=== Items from an interface collection ===
_____
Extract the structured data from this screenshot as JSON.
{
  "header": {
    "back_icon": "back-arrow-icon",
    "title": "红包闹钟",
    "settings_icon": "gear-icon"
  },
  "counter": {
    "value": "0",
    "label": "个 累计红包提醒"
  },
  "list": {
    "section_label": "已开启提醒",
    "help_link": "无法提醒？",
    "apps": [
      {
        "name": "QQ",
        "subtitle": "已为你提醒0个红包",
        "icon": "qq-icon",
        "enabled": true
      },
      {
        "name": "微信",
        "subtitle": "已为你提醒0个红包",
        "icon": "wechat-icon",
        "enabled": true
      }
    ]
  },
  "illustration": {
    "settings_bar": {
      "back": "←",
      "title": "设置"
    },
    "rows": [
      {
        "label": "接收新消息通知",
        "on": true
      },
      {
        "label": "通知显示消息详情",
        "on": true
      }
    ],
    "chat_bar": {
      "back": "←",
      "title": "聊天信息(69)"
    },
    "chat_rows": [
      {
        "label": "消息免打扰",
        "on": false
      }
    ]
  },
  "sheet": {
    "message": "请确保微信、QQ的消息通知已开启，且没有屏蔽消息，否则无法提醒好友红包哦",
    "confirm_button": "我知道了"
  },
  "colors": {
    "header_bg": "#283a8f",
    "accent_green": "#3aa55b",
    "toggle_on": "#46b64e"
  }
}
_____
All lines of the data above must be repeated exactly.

=== Task result ===
Extract the structured data from this screenshot as JSON.
{
  "header": {
    "back_icon": "back-arrow-icon",
    "title": "红包闹钟",
    "settings_icon": "gear-icon"
  },
  "counter": {
    "value": "0",
    "label": "个 累计红包提醒"
  },
  "list": {
    "section_label": "已开启提醒",
    "help_link": "无法提醒？",
    "apps": [
      {
        "name": "QQ",
        "subtitle": "已为你提醒0个红包",
        "icon": "qq-icon",
        "enabled": true
      },
      {
        "name": "微信",
        "subtitle": "已为你提醒0个红包",
        "icon": "wechat-icon",
        "enabled": true
      }
    ]
  },
  "illustration": {
    "settings_bar": {
      "back": "←",
      "title": "设置"
    },
    "rows": [
      {
        "label": "接收新消息通知",
        "on": true
      },
      {
        "label": "通知显示消息详情",
        "on": true
      }
    ],
    "chat_bar": {
      "back": "←",
      "title": "聊天信息(69)"
    },
    "chat_rows": [
      {
        "label": "消息免打扰",
        "on": false
      }
    ]
  },
  "sheet": {
    "message": "请确保微信、QQ的消息通知已开启，且没有屏蔽消息，否则无法提醒好友红包哦",
    "confirm_button": "我知道了"
  },
  "colors": {
    "header_bg": "#283a8f",
    "accent_green": "#3aa55b",
    "toggle_on": "#46b64e"
  }
}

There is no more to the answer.